On another day, Tim made a trip to Berkley, California to visit to a large reptile specialty store called East Bay Vivarium. The owners were the first to produce Arabian sand boas in the U.S. Tim also visited a Santa Cruz preserve, which was very rain forest-like and encountered a banana slug, which can reach up to 10 inches in length. One of its predators, a sharptailed snake was captured as well. These snakes have a spike on their tail, which is believed to be used as an anchor and/or used to push food down their throat.

Tim caught a California slender salamander which is the most common salamander in the state. Also found were a Monterey ensatina salamander and a pacific giant salamander. The latter can reach up to 13 inches in length and can growl, bark and bite. They allegedly climb trees in search of baby birds and are very aggressive.

Another location Tim visited was the Monterey Bay Aquarium. It is located at the ocean's edge, affording beautiful views of the seascape. The nearly 200,000 square foot aquarium is an impressive engineering feat. Some exhibits have waves and one-half million gallons of seawater is pumped in each day to the tanks.

Tim noted that there are no water snakes in California and that some amphibian declines in the state are steep. Also, California has relatively few native turtles. The Pacific chorus frog is the only native frog Tim has found in California, though he noted that there are several non-native frogs which have established themselves. On Tim's last excursion in the state, he encountered a scorpion, a western skink, a California striped racer, and a Pacific pond turtle. The racer was the first one he had ever captured and the pond turtle was especially surprising, as they have become very scarce in California.

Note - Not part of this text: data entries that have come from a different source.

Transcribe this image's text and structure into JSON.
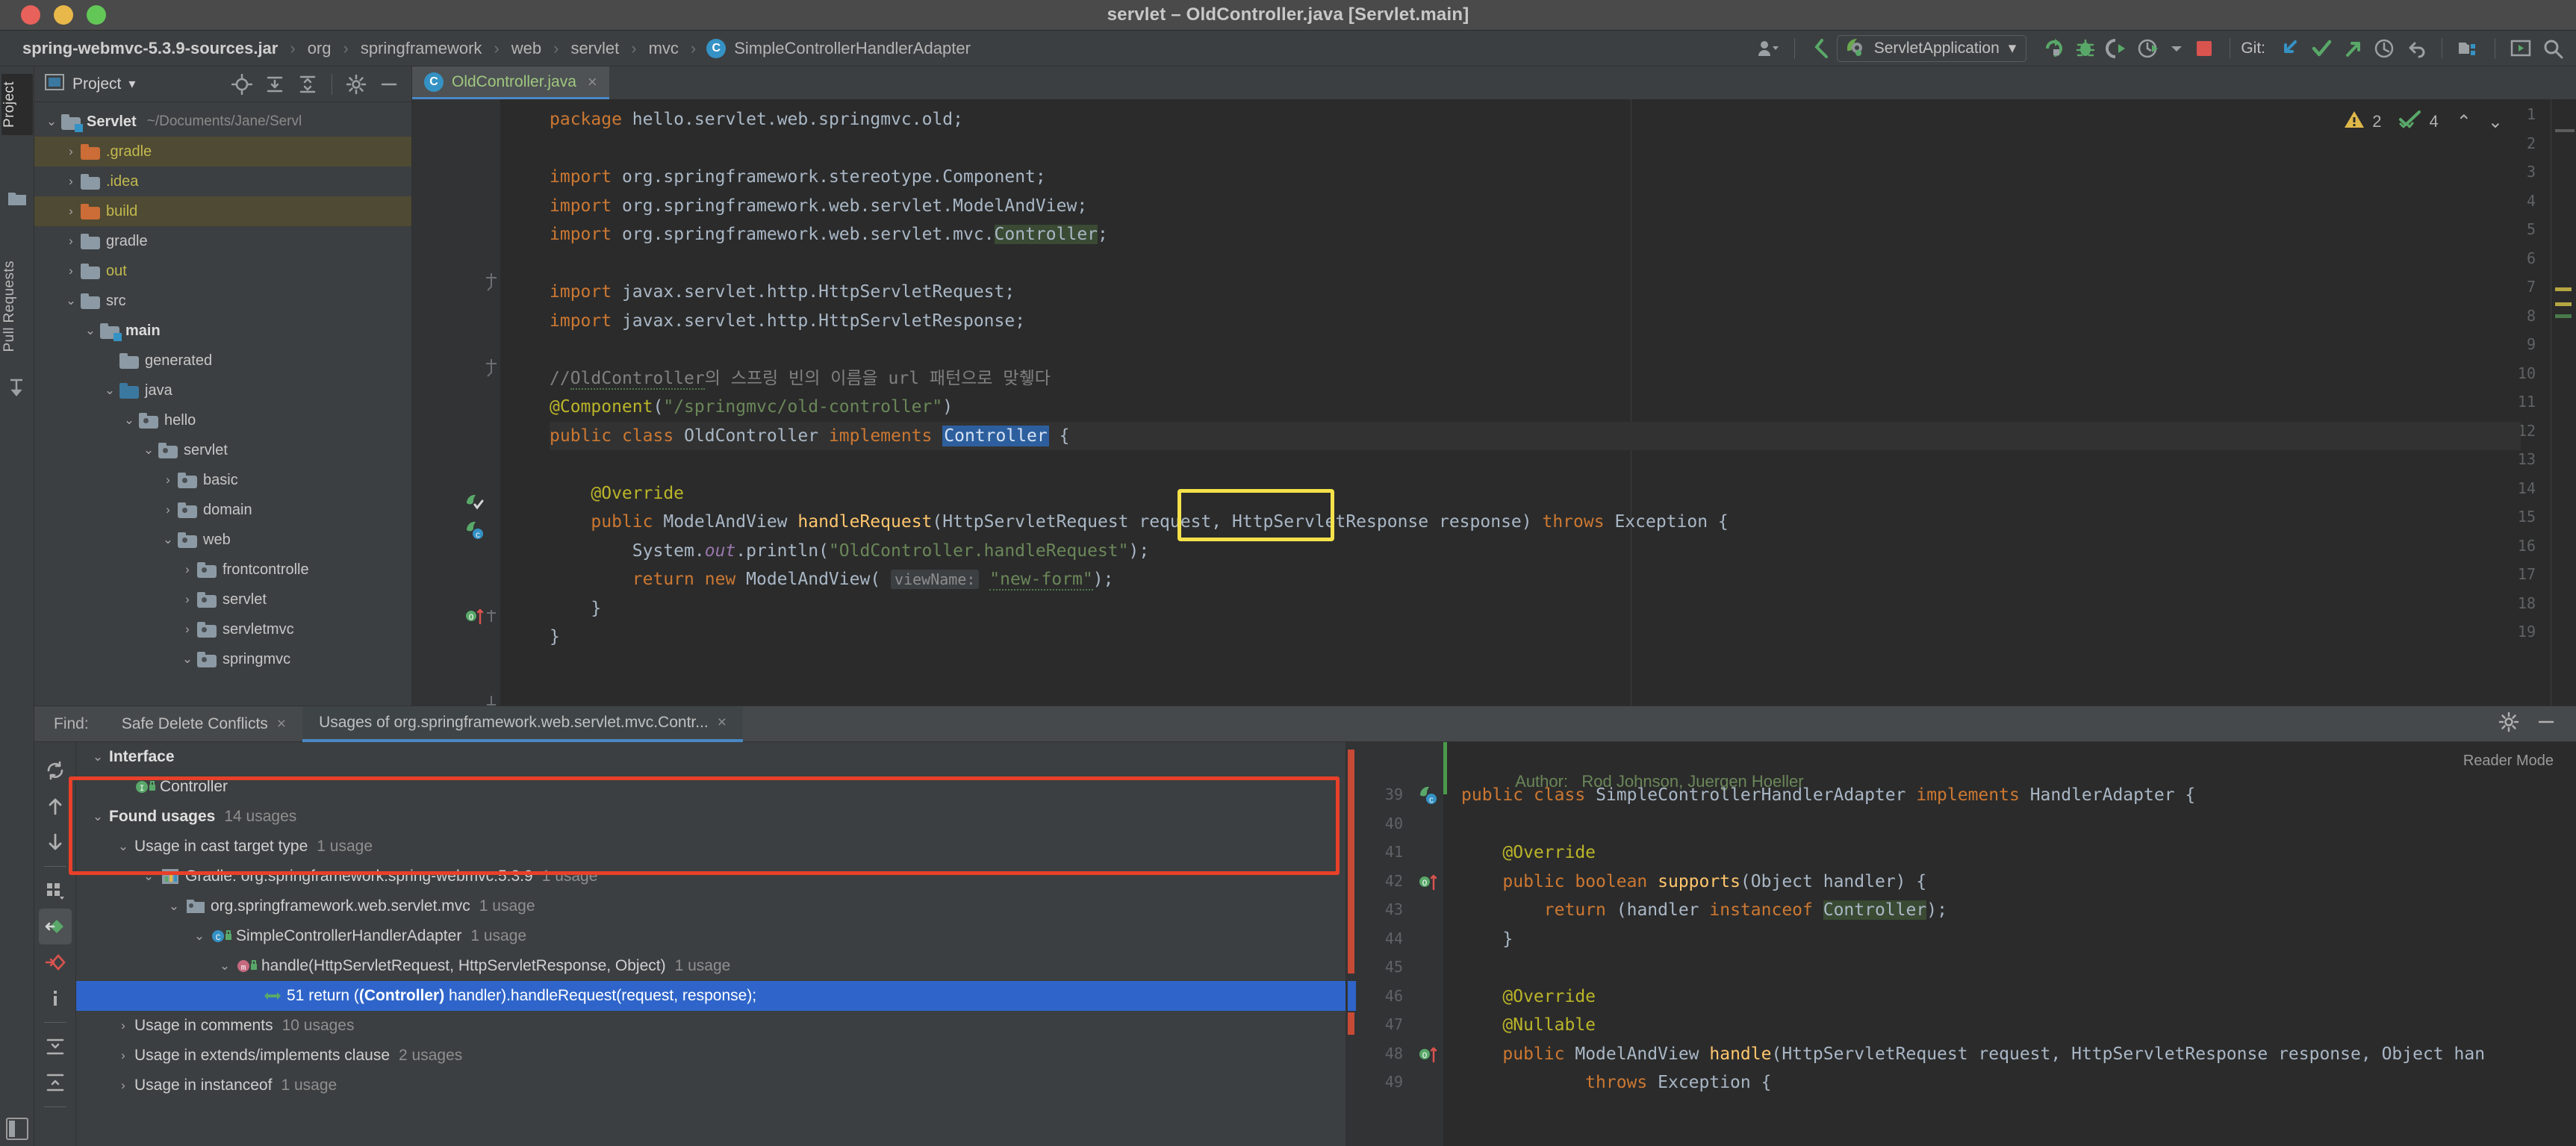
{
  "window": {
    "title": "servlet – OldController.java [Servlet.main]",
    "traffic_lights": [
      "close",
      "minimize",
      "zoom"
    ]
  },
  "breadcrumb": {
    "items": [
      {
        "label": "spring-webmvc-5.3.9-sources.jar",
        "type": "jar"
      },
      {
        "label": "org",
        "type": "package"
      },
      {
        "label": "springframework",
        "type": "package"
      },
      {
        "label": "web",
        "type": "package"
      },
      {
        "label": "servlet",
        "type": "package"
      },
      {
        "label": "mvc",
        "type": "package"
      },
      {
        "label": "SimpleControllerHandlerAdapter",
        "type": "class"
      }
    ],
    "separator": "›",
    "class_icon_letter": "C"
  },
  "toolbar": {
    "user_icon": "user-icon",
    "back_icon": "navigate-back-icon",
    "run_config": {
      "name": "ServletApplication",
      "icon": "spring-boot-icon",
      "chevron": "▾"
    },
    "run_icon": "run-icon",
    "debug_icon": "debug-icon",
    "run_with_coverage_icon": "coverage-icon",
    "profiler_icon": "profiler-icon",
    "stop_icon": "stop-icon",
    "git_label": "Git:",
    "git_update_icon": "update-project-icon",
    "git_commit_icon": "commit-icon",
    "git_push_icon": "push-icon",
    "history_icon": "history-icon",
    "rollback_icon": "rollback-icon",
    "search_everywhere_icon": "search-everywhere-icon",
    "project_structure_icon": "project-structure-icon",
    "settings_icon": "settings-icon"
  },
  "left_strip": {
    "tabs": [
      {
        "label": "Project",
        "active": true
      },
      {
        "label": "Pull Requests",
        "active": false
      }
    ]
  },
  "project_panel": {
    "header": {
      "title": "Project",
      "chevron": "▾",
      "icons": [
        "locate-icon",
        "expand-all-icon",
        "collapse-all-icon",
        "gear-icon",
        "hide-icon"
      ]
    },
    "tree": [
      {
        "depth": 0,
        "twisty": "⌄",
        "label": "Servlet",
        "path": "~/Documents/Jane/Servl",
        "icon": "module-folder",
        "bold": true,
        "highlight": false
      },
      {
        "depth": 1,
        "twisty": "›",
        "label": ".gradle",
        "icon": "excluded-folder",
        "yellow": true,
        "highlight": true
      },
      {
        "depth": 1,
        "twisty": "›",
        "label": ".idea",
        "icon": "folder",
        "yellow": true,
        "highlight": false
      },
      {
        "depth": 1,
        "twisty": "›",
        "label": "build",
        "icon": "excluded-folder",
        "yellow": true,
        "highlight": true
      },
      {
        "depth": 1,
        "twisty": "›",
        "label": "gradle",
        "icon": "folder",
        "highlight": false
      },
      {
        "depth": 1,
        "twisty": "›",
        "label": "out",
        "icon": "folder",
        "yellow": true,
        "highlight": false
      },
      {
        "depth": 1,
        "twisty": "⌄",
        "label": "src",
        "icon": "folder",
        "highlight": false
      },
      {
        "depth": 2,
        "twisty": "⌄",
        "label": "main",
        "icon": "module-folder",
        "bold": true,
        "highlight": false
      },
      {
        "depth": 3,
        "twisty": "",
        "label": "generated",
        "icon": "folder",
        "highlight": false
      },
      {
        "depth": 3,
        "twisty": "⌄",
        "label": "java",
        "icon": "source-folder",
        "highlight": false
      },
      {
        "depth": 4,
        "twisty": "⌄",
        "label": "hello",
        "icon": "package",
        "highlight": false
      },
      {
        "depth": 5,
        "twisty": "⌄",
        "label": "servlet",
        "icon": "package",
        "highlight": false
      },
      {
        "depth": 6,
        "twisty": "›",
        "label": "basic",
        "icon": "package",
        "highlight": false
      },
      {
        "depth": 6,
        "twisty": "›",
        "label": "domain",
        "icon": "package",
        "highlight": false
      },
      {
        "depth": 6,
        "twisty": "⌄",
        "label": "web",
        "icon": "package",
        "highlight": false
      },
      {
        "depth": 7,
        "twisty": "›",
        "label": "frontcontrolle",
        "icon": "package",
        "highlight": false
      },
      {
        "depth": 7,
        "twisty": "›",
        "label": "servlet",
        "icon": "package",
        "highlight": false
      },
      {
        "depth": 7,
        "twisty": "›",
        "label": "servletmvc",
        "icon": "package",
        "highlight": false
      },
      {
        "depth": 7,
        "twisty": "⌄",
        "label": "springmvc",
        "icon": "package",
        "highlight": false
      }
    ]
  },
  "editor": {
    "tab": {
      "name": "OldController.java",
      "icon_letter": "C",
      "close": "×"
    },
    "inspections": {
      "warning_icon": "warning-triangle-icon",
      "warning_count": "2",
      "ok_icon": "inspection-ok-icon",
      "ok_count": "4",
      "prev_icon": "⌃",
      "next_icon": "⌄"
    },
    "lines": [
      {
        "n": "1",
        "text": "package hello.servlet.web.springmvc.old;"
      },
      {
        "n": "2",
        "text": ""
      },
      {
        "n": "3",
        "text": "import org.springframework.stereotype.Component;"
      },
      {
        "n": "4",
        "text": "import org.springframework.web.servlet.ModelAndView;"
      },
      {
        "n": "5",
        "text": "import org.springframework.web.servlet.mvc.Controller;"
      },
      {
        "n": "6",
        "text": ""
      },
      {
        "n": "7",
        "text": "import javax.servlet.http.HttpServletRequest;"
      },
      {
        "n": "8",
        "text": "import javax.servlet.http.HttpServletResponse;"
      },
      {
        "n": "9",
        "text": ""
      },
      {
        "n": "10",
        "text": "//OldController의 스프링 빈의 이름을 url 패턴으로 맞췧다"
      },
      {
        "n": "11",
        "text": "@Component(\"/springmvc/old-controller\")"
      },
      {
        "n": "12",
        "text": "public class OldController implements Controller {"
      },
      {
        "n": "13",
        "text": ""
      },
      {
        "n": "14",
        "text": "    @Override"
      },
      {
        "n": "15",
        "text": "    public ModelAndView handleRequest(HttpServletRequest request, HttpServletResponse response) throws Exception {"
      },
      {
        "n": "16",
        "text": "        System.out.println(\"OldController.handleRequest\");"
      },
      {
        "n": "17",
        "text": "        return new ModelAndView( viewName: \"new-form\");"
      },
      {
        "n": "18",
        "text": "    }"
      },
      {
        "n": "19",
        "text": "}"
      }
    ],
    "annotation": {
      "type": "yellow-highlight-box",
      "target": "Controller"
    }
  },
  "find": {
    "label": "Find:",
    "tabs": [
      {
        "label": "Safe Delete Conflicts",
        "active": false,
        "close": "×"
      },
      {
        "label": "Usages of org.springframework.web.servlet.mvc.Contr...",
        "active": true,
        "close": "×"
      }
    ],
    "right_icons": [
      "settings-icon",
      "hide-icon"
    ],
    "toolbar_icons": [
      "rerun-icon",
      "previous-occurrence-icon",
      "next-occurrence-icon",
      "group-by-icon",
      "expand-usages-icon",
      "exclude-usage-icon",
      "info-icon",
      "expand-all-icon",
      "collapse-all-icon"
    ],
    "tree": [
      {
        "depth": 0,
        "twisty": "⌄",
        "label": "Interface",
        "count": "",
        "bold": true,
        "icon": "",
        "selected": false
      },
      {
        "depth": 1,
        "twisty": "",
        "label": "Controller",
        "count": "",
        "icon": "interface-icon",
        "selected": false
      },
      {
        "depth": 0,
        "twisty": "⌄",
        "label": "Found usages",
        "count": "14 usages",
        "bold": true,
        "icon": "",
        "selected": false
      },
      {
        "depth": 1,
        "twisty": "⌄",
        "label": "Usage in cast target type",
        "count": "1 usage",
        "icon": "",
        "selected": false
      },
      {
        "depth": 2,
        "twisty": "⌄",
        "label": "Gradle: org.springframework:spring-webmvc:5.3.9",
        "count": "1 usage",
        "icon": "library-icon",
        "selected": false
      },
      {
        "depth": 3,
        "twisty": "⌄",
        "label": "org.springframework.web.servlet.mvc",
        "count": "1 usage",
        "icon": "package-icon",
        "selected": false
      },
      {
        "depth": 4,
        "twisty": "⌄",
        "label": "SimpleControllerHandlerAdapter",
        "count": "1 usage",
        "icon": "class-icon",
        "selected": false
      },
      {
        "depth": 5,
        "twisty": "⌄",
        "label": "handle(HttpServletRequest, HttpServletResponse, Object)",
        "count": "1 usage",
        "icon": "method-icon",
        "selected": false
      },
      {
        "depth": 6,
        "twisty": "",
        "label": "51 return ((Controller) handler).handleRequest(request, response);",
        "count": "",
        "icon": "occurrence-icon",
        "selected": true
      },
      {
        "depth": 1,
        "twisty": "›",
        "label": "Usage in comments",
        "count": "10 usages",
        "icon": "",
        "selected": false
      },
      {
        "depth": 1,
        "twisty": "›",
        "label": "Usage in extends/implements clause",
        "count": "2 usages",
        "icon": "",
        "selected": false
      },
      {
        "depth": 1,
        "twisty": "›",
        "label": "Usage in instanceof",
        "count": "1 usage",
        "icon": "",
        "selected": false
      }
    ],
    "annotation": {
      "type": "red-highlight-box",
      "target": "found-usages-subtree"
    }
  },
  "preview": {
    "reader_mode_label": "Reader Mode",
    "doc_author_label": "Author:",
    "doc_author_value": "Rod Johnson, Juergen Hoeller",
    "lines": [
      {
        "n": "39",
        "text": "public class SimpleControllerHandlerAdapter implements HandlerAdapter {"
      },
      {
        "n": "40",
        "text": ""
      },
      {
        "n": "41",
        "text": "    @Override"
      },
      {
        "n": "42",
        "text": "    public boolean supports(Object handler) {"
      },
      {
        "n": "43",
        "text": "        return (handler instanceof Controller);"
      },
      {
        "n": "44",
        "text": "    }"
      },
      {
        "n": "45",
        "text": ""
      },
      {
        "n": "46",
        "text": "    @Override"
      },
      {
        "n": "47",
        "text": "    @Nullable"
      },
      {
        "n": "48",
        "text": "    public ModelAndView handle(HttpServletRequest request, HttpServletResponse response, Object han"
      },
      {
        "n": "49",
        "text": "            throws Exception {"
      }
    ]
  },
  "colors": {
    "accent_blue": "#4a88c7",
    "selection_blue": "#2f65ca",
    "keyword_orange": "#cc7832",
    "string_green": "#6a8759",
    "annotation_yellow": "#bbb529",
    "identifier": "#a9b7c6",
    "method_yellow": "#ffc66d",
    "highlight_box_yellow": "#f5e24a",
    "highlight_box_red": "#e8402a",
    "editor_bg": "#2b2b2b",
    "panel_bg": "#3c3f41"
  }
}
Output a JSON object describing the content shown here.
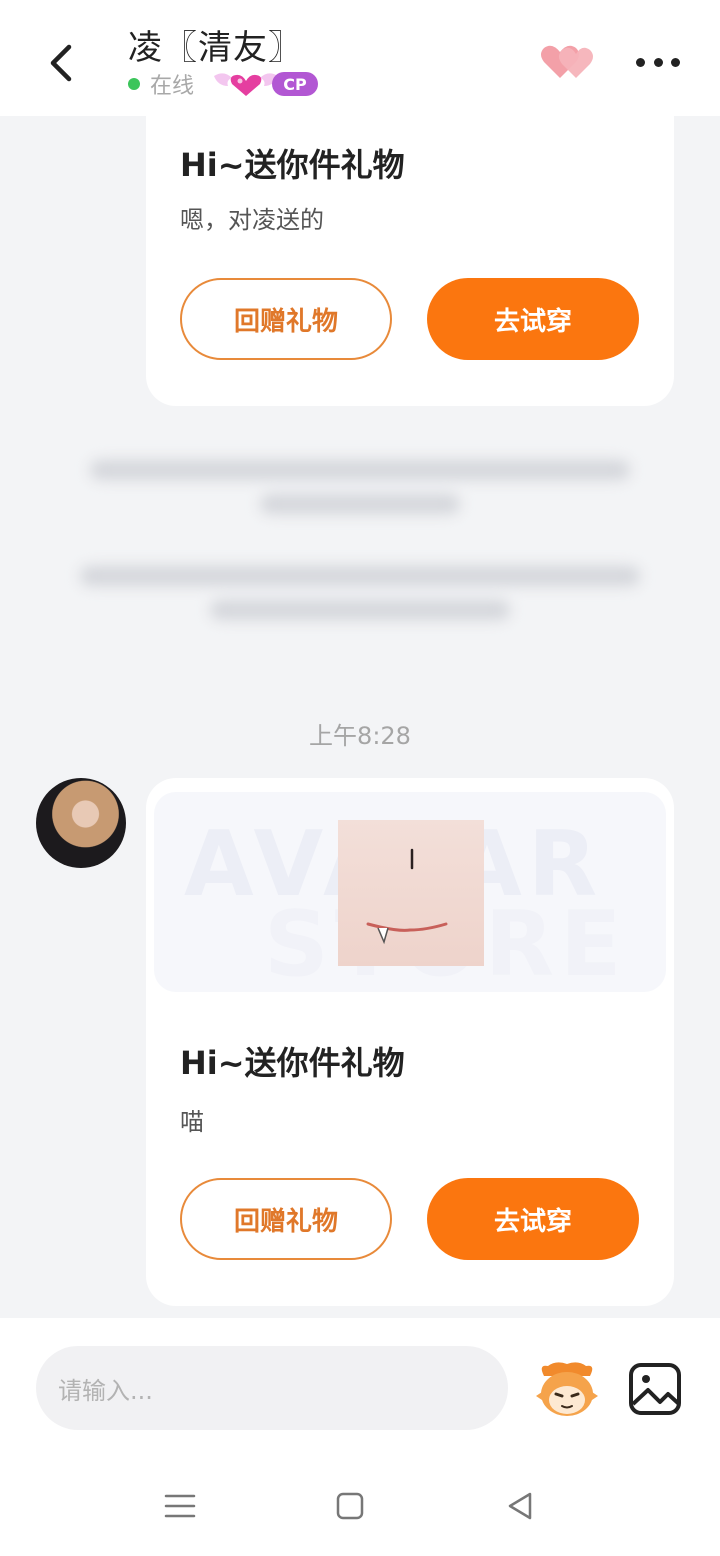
{
  "header": {
    "title": "凌〖清友〗",
    "status": "在线",
    "badge": "CP"
  },
  "messages": [
    {
      "title": "Hi~送你件礼物",
      "text": "嗯，对凌送的",
      "return_gift_label": "回赠礼物",
      "try_on_label": "去试穿"
    },
    {
      "time": "上午8:28",
      "watermark_top": "AVATAR",
      "watermark_bottom": "STORE",
      "title": "Hi~送你件礼物",
      "text": "喵",
      "return_gift_label": "回赠礼物",
      "try_on_label": "去试穿"
    }
  ],
  "input": {
    "placeholder": "请输入..."
  },
  "colors": {
    "accent": "#fb760f",
    "online": "#3cc55b",
    "cp_badge": "#b257d3"
  },
  "icons": [
    "back-arrow-icon",
    "hearts-icon",
    "more-icon",
    "emoji-icon",
    "image-icon",
    "menu-icon",
    "home-icon",
    "back-triangle-icon"
  ]
}
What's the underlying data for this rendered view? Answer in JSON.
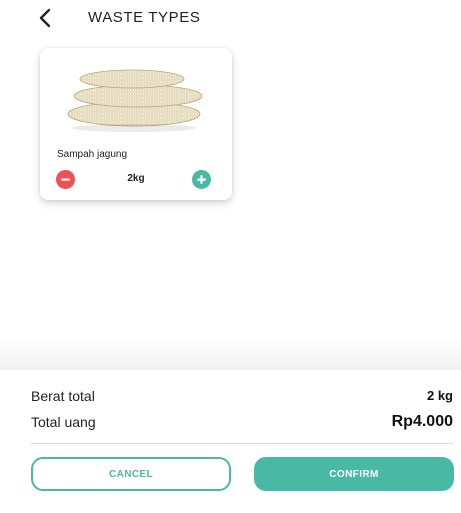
{
  "header": {
    "title": "WASTE TYPES",
    "back_icon": "chevron-left-icon"
  },
  "waste_item": {
    "name": "Sampah jagung",
    "quantity": "2kg",
    "image": "corn-cobs-image",
    "minus_icon": "minus-circle-icon",
    "plus_icon": "plus-circle-icon"
  },
  "summary": {
    "weight_label": "Berat total",
    "weight_value": "2 kg",
    "money_label": "Total uang",
    "money_value": "Rp4.000"
  },
  "actions": {
    "cancel_label": "CANCEL",
    "confirm_label": "CONFIRM"
  },
  "colors": {
    "accent": "#47b9a5",
    "minus": "#ef4f55",
    "text": "#222222"
  }
}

Huge Bug

"Huge Bug of the Day" - a very big California bug.

Program Summary by Craig Lass

Tim's Webpage